illustration from the Pellegrino Center for Clinical Bioethics blog
Over the past few years, there have been calls to base bioethics more firmly on empirical analysis “to promote more balanced, and evidence-based, bioethics”. Ideally, this would do away with the need for woolly, unverifiable “normative discourse” – in other words, moral reasoning.
Say, for instance, we are debating infant euthanasia. We might gather evidence about survival rates for children born with serious birth defects to decide whether continue treatment. We might do cost estimates of caring for these infants over their lifetime. We might study the impact upon the mental health of couples caring for such children. Even if these figures did not determine the outcome of a hospital’s decision, they would be influential.
However, an article in the journal Royal Society Open Science should make bioethicists think twice about how successful evidence-based morality could ever be.
Paul Smaldino, a cognitive scientist at the University of California, Merced, and a colleague argue that “In fields such as psychology, neuroscience and medicine, practices that increase false discoveries remain not only common, but normative”. In short, false results are not exceptional but to be expected.
From this shocking assertion he goes on to argue that a kind of Darwinian process of natural selection leads not to truth, but to bad science.

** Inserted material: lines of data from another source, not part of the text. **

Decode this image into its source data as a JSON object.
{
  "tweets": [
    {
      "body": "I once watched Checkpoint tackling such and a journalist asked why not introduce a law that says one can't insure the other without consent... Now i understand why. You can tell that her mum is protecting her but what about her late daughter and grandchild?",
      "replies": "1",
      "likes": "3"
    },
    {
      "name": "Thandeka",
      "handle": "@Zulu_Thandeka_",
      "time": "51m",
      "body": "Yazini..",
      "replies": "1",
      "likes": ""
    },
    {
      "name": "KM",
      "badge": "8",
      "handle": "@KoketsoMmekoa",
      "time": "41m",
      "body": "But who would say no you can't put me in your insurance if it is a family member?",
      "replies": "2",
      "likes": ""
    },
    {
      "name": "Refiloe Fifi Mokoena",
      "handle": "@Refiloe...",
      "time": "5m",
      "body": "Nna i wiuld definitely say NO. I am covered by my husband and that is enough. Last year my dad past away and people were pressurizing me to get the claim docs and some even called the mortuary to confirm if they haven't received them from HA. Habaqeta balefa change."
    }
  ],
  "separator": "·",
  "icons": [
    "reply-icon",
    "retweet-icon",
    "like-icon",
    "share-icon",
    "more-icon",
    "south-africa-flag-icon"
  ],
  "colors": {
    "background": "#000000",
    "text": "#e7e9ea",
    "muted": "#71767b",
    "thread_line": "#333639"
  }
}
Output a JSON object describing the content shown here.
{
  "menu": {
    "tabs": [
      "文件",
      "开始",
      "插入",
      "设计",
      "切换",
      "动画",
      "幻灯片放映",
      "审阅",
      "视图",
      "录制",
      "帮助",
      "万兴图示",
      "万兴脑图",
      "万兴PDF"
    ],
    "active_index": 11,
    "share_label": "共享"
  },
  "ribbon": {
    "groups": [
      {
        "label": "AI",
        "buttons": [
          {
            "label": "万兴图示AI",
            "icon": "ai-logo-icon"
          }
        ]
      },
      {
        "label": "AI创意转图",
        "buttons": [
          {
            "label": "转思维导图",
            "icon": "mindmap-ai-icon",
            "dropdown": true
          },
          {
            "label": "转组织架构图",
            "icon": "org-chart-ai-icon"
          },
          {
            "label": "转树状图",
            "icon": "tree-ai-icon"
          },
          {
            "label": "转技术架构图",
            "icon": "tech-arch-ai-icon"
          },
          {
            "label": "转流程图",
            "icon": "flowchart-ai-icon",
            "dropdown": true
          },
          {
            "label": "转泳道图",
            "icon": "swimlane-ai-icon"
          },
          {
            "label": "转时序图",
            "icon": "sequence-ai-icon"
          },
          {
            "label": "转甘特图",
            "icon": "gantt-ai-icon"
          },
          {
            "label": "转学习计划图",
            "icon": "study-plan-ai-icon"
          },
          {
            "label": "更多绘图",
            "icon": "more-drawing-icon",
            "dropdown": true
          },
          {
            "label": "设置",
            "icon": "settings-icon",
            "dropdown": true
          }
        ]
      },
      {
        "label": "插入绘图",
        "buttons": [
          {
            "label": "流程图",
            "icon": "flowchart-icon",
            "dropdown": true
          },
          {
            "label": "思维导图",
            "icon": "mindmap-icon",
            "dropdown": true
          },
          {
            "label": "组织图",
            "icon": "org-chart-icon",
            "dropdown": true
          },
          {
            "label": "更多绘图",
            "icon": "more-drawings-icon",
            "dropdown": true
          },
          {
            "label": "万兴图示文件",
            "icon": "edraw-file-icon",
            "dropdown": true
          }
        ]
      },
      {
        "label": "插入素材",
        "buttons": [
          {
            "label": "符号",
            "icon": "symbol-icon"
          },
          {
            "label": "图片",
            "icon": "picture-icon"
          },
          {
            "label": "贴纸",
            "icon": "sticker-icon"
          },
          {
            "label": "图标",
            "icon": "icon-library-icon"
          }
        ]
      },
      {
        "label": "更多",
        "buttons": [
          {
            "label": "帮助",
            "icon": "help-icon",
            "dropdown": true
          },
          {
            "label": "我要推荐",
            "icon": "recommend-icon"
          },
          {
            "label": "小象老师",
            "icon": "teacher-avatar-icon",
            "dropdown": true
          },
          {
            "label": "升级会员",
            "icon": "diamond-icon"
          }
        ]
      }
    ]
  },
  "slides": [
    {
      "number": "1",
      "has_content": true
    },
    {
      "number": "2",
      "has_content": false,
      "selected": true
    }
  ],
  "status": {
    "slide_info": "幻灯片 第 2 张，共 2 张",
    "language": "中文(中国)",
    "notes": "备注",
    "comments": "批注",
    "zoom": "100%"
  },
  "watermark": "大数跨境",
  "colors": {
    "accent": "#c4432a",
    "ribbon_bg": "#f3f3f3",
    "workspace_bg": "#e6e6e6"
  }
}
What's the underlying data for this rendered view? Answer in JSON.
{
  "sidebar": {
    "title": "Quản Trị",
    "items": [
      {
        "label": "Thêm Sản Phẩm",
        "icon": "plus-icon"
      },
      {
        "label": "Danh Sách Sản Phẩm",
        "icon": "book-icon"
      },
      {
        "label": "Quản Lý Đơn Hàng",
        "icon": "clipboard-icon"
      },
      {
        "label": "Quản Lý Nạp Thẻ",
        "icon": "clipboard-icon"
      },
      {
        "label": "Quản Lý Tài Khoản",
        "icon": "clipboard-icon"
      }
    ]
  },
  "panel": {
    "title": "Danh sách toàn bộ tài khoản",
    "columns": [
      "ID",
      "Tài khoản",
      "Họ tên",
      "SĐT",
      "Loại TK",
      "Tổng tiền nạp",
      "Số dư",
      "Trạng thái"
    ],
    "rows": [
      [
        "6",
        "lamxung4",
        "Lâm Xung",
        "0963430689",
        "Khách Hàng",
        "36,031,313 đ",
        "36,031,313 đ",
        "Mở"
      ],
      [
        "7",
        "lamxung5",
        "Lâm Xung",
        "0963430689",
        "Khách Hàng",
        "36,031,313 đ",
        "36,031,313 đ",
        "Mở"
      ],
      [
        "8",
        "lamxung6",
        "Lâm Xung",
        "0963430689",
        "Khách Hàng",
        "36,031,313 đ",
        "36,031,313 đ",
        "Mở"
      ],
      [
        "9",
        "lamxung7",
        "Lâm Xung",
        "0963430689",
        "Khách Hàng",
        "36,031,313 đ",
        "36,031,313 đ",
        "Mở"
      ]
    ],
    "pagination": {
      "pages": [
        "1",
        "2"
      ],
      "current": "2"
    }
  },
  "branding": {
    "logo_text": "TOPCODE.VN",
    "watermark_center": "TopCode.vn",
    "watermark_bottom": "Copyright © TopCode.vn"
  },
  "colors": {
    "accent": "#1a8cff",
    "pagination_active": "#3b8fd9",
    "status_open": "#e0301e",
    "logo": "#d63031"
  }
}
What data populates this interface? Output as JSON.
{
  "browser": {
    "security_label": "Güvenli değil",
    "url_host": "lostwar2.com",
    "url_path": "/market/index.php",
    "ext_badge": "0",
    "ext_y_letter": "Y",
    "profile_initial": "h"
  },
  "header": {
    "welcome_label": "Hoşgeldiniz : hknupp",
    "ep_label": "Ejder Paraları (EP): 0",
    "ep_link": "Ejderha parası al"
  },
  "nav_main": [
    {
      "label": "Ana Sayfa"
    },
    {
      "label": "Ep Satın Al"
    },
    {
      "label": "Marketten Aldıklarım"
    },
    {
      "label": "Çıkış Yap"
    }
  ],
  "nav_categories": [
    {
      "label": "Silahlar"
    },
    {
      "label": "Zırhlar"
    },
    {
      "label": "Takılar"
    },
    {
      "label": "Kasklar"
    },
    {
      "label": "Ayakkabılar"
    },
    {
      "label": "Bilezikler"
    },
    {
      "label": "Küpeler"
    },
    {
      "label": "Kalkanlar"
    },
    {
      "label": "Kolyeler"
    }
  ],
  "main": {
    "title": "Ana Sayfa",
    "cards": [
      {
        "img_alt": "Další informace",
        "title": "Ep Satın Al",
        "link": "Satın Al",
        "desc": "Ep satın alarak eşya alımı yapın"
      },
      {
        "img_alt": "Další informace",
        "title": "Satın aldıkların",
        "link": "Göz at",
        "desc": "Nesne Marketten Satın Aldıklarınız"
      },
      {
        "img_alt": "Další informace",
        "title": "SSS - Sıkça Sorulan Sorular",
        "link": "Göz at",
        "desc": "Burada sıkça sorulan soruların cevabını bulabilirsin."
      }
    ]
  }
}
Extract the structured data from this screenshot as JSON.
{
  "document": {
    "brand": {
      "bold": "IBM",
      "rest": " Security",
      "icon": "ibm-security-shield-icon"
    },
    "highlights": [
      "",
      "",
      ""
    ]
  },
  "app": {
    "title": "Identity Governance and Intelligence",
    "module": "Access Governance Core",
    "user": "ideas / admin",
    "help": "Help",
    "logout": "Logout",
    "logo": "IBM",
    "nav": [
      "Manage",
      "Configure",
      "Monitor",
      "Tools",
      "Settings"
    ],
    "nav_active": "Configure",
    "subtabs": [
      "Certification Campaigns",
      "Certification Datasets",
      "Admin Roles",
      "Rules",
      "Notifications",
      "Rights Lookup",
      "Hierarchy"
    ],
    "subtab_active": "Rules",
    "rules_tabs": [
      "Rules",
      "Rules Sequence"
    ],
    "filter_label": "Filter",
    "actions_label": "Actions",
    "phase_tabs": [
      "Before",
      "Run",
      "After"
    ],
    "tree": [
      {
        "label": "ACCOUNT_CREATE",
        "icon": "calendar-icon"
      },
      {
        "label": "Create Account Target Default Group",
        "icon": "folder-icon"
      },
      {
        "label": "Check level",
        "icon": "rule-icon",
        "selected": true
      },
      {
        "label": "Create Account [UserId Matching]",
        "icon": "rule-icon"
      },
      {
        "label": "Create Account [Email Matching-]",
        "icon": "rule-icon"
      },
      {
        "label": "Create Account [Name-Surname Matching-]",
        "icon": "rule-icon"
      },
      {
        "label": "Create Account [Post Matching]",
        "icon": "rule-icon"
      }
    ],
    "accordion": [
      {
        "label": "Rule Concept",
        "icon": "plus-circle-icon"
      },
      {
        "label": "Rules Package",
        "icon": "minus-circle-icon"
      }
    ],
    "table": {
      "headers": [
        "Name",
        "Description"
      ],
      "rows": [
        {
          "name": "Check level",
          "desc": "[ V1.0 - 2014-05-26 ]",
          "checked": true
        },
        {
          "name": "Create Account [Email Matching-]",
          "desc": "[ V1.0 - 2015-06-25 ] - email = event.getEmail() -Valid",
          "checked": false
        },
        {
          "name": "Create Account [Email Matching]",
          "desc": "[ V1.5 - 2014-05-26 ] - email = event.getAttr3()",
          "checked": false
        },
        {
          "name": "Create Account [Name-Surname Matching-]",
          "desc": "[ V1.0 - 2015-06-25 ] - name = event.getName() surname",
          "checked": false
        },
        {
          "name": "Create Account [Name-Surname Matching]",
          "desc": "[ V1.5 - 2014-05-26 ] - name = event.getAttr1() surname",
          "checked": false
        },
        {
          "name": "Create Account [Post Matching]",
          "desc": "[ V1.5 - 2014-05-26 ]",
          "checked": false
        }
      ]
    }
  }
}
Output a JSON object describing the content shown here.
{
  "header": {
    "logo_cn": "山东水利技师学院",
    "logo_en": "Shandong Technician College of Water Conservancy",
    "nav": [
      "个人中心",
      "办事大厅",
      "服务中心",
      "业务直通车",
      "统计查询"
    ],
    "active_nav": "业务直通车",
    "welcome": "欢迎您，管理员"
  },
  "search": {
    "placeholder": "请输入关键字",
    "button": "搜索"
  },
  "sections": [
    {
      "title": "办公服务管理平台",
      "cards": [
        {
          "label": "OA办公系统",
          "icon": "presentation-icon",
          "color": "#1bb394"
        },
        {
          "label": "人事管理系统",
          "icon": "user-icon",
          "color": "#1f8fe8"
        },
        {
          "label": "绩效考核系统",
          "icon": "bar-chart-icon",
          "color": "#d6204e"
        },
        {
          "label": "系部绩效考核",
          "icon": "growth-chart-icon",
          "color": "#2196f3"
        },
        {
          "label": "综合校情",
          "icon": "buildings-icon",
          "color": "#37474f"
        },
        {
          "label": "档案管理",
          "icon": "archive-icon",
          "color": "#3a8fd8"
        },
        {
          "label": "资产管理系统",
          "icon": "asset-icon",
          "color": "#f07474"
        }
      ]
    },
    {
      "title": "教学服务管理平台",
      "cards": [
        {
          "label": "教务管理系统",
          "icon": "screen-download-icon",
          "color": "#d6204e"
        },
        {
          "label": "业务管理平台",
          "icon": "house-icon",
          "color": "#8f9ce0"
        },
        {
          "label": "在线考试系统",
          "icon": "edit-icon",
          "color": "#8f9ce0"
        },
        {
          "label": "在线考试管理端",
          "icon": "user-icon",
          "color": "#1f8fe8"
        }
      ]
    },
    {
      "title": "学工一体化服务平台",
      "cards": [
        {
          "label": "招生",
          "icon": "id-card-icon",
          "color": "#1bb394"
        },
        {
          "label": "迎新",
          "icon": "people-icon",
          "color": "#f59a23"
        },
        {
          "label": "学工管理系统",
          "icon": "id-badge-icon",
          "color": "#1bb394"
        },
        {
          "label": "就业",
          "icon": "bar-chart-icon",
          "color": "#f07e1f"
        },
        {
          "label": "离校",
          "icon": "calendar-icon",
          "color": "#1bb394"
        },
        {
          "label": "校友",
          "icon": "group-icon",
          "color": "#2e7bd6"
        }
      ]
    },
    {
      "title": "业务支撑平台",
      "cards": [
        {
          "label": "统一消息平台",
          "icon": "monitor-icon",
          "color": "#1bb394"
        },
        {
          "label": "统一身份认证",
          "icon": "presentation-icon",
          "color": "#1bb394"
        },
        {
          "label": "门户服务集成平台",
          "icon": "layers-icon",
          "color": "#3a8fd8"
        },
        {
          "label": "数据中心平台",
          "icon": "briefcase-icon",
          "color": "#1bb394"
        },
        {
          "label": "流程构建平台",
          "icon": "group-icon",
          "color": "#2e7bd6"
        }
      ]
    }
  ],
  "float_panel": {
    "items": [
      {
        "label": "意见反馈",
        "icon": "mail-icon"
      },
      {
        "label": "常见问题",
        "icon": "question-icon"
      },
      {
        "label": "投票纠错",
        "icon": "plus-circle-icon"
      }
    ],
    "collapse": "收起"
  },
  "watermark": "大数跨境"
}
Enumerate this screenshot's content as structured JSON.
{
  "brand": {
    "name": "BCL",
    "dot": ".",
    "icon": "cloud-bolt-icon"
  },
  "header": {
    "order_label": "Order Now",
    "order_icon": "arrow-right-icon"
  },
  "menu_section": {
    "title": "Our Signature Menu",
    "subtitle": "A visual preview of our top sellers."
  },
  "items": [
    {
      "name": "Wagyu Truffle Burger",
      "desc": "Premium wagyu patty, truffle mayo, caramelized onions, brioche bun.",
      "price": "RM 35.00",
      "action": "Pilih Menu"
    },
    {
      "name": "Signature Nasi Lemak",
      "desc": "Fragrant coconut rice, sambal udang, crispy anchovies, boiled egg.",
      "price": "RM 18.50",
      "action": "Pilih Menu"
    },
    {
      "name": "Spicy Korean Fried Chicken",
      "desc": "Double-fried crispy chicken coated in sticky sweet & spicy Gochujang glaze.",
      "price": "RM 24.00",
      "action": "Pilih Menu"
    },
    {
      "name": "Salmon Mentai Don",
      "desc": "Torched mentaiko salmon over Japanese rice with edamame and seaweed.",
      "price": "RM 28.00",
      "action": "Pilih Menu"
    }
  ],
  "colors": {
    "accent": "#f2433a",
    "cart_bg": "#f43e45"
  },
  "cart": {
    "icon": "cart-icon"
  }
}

some of the most powerful incentives in contemporary science actively encourage, reward and propagate poor research methods and abuse of statistical procedures. We term this process the natural selection of bad science to indicate that it requires no conscious strategizing nor cheating on the part of researchers. Instead, it arises from the positive selection of methods and habits that lead to publication.
His hypothesis backs up what other critics of research have been saying for decades: that confidence in the scientific method has to be tempered by an awareness of human fallibility. In 2010 John Ioannides, a Greek academic working at Stanford analysed a number of significant medical research papers and concluded that “most research findings are false for most research designs and for most fields”. This became the most downloaded paper in the history of the journal, PLoS Medicine.
How does this happen?
One reason is that jobs in science are scarce and attractive. So scientists looking for positions or promotion tend to create studies with low statistical power but flashy results which make them stand out. Smaldino writes:
In the years between 1974 and 2014, the frequency of the words ‘innovative’, ‘groundbreaking’ and ‘novel’ in PubMed abstracts increased by 2500% or more. As it is unlikely that individual scientists have really become 25 times more innovative in the past 40 years, one can only conclude that this language evolution reflects a response to increasing pressures for novelty, and more generally to stand out from the crowd.
The consequences of this noxious dynamic are poorly designed studies, irreproducible results, and false positives. As the authors sardonically remark, “Science does not possess an ‘invisible hand’ mechanism through which the naked self-interest of individuals necessarily brings about a collectively optimal result.”
Here’s a very recent example. China’s drug regulator has just released a damning report which stated that more than 80 percent of clinical trial data for new drug registration in that country is fraudulent or sub-standard. China’s State Food and Drug Administration (CFDA) says that the clinical trials industry is “chaotic”. The CFDA thundered that “the finding of clinical trial chaos and fraudulent behaviour is startling. We will deal severely with any instances of fraudulent and deceptive behaviour in relation to drug applications and unceasingly pursue the responsible officials.”
If this is the case in science and medicine, the situation could be far worse in the social sciences where the data is harder to obtain, has low statistical power, and is more subject to interpretation. In fact, there have been some incredible scandals in the field of social psychology in recent years, in which it emerged that respected academics had just made up data.
Diederik Stapel, for instance, was a psychologist with a long list of publications and a stellar career. He had an eye for media-friendly research topics – meat eaters are more selfish than vegetarians, for example. But in 2011, whistleblowers alerted authorities at Tilburg University, in the Netherlands, about irregularities in his published papers. His reputation unravelled quickly. Stapel admitted that he had fiddled his data and fabricated research results and returned his PhD.
In a sombre report on the case, three committees found fundamental flaws in the scientific process both in the Netherlands and internationally.
“Virtually nothing of all the impossibilities, peculiarities and sloppiness mentioned in this report was observed by all these local, national and international members of the field, and no suspicion of fraud whatsoever arose… from the bottom to the top there was a general neglect of fundamental scientific standards and methodological requirements.”
Ioannides insists that the astonishing level of false results in scientific papers is not a reason to distrust the scientific method as such. Science is supposed to work by trial and error. Over time a consensus on the truth emerges from the debris of broken theories. Still, when headlines proclaim ground-breaking social science research about controversial ethical issues such as same-sex parenting or the mental health of transgender adolescents, it’s probably salutory to recall Dr Smaldino’s observation about academic studies: “practices that increase false discoveries remain not only common, but normative”.
Michael Cook is editor of MercatorNet.